You can definitely taste the high-quality ingredients in the handmade pasties here. The Miner, named as a nod to Cornish traditions, is packed with the customary filling of steak, potato, rutabaga, and onion. I wanted to try one of the originals Walker and Elhindi have created just for their menu, so I went for “The Seasoned,” a spicy take on chicken masala with chicken, cauliflower, carrots, onion, masala seasoning, and a little bit of yogurt. While the vegetables and chicken were perfectly cooked and very moist, I found this one to have a little too much masala seasoning and not enough salt to bring it all together. That being said, I was a huge fan of the spice level and Indian-inspired flavor profile.

"The Philosopher" pasty, filled with spinach, dill, feta, and almonds at The Pasty Republic. Photo by Camille Breslin.

“The Philosopher” pasty, filled with spinach, dill, feta, and almonds. Photo by Camille Breslin.

The Philosopher, a spanakopita-inspired vegetarian option filled with spinach, feta, dill, mint, and almonds, suffered from the opposite seasoning problem—too much salt. An exorbitant amount of salt combined with already salty feta cheese threatened to overtake the bright, delicate flavors of the dill and spinach. That being said, I still thoroughly enjoyed this one, which had a ton of flavor and a nice crunch from the slivered almonds.
After all the savory, you can imagine how happy I was to learn that they do in fact offer dessert pasties. Options include an addictive apple-rhubarb filling, spiced with cinnamon and reminiscent of a portable slice of pie, and also a version with Nutella and orange cream.
Walker and Elhindi are the first to admit that they are new to this business, and still in the process of fine-tuning everything, including changing recipes based on customer feedback. While they continue to honor the tradition of the pasty, they also want to make their shop a republic in the true democratic sense of the word—which is why they’re holding a “create the next pasty competition” via Facebook, giving the community a chance to participate in the creation process.
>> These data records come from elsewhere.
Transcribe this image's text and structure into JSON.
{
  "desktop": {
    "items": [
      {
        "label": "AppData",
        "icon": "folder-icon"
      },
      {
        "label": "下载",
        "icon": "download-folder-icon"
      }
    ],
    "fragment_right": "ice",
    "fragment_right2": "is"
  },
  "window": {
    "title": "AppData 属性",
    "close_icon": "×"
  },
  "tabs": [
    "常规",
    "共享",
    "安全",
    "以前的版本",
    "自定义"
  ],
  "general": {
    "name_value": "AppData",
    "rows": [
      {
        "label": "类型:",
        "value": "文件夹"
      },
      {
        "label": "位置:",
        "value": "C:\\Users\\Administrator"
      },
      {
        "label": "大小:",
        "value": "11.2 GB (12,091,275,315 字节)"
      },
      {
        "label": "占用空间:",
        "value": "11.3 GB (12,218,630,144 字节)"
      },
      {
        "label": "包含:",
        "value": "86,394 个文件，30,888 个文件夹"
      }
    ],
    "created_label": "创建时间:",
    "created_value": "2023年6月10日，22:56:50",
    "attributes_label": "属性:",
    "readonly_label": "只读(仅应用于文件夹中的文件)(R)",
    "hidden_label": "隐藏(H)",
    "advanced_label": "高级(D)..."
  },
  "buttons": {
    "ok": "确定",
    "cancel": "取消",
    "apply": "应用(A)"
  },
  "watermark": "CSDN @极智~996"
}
The winner will be featured in the shop and named after its creator.
In the meantime, they are continuing to spread the word about their new concept, teaching people how to properly pronounce and eat (no plate, no sauce) pasties. Turns out, people are responding quite well. This is due in large part to slews of neighborhood regulars enjoying the family deal (five dollars off when you buy four pasties). I think this is definitely a solid addition to the neighborhood, where it can be difficult to grab food on the go with so many sit-down restaurants nearby. Check out The Pasty Republic today for a taste of English tradition with a Colorado spin.


Interior of the Pasty Republic. Photo by Camille Breslin.

Interior of the Pasty Republic. Photo by Camille Breslin.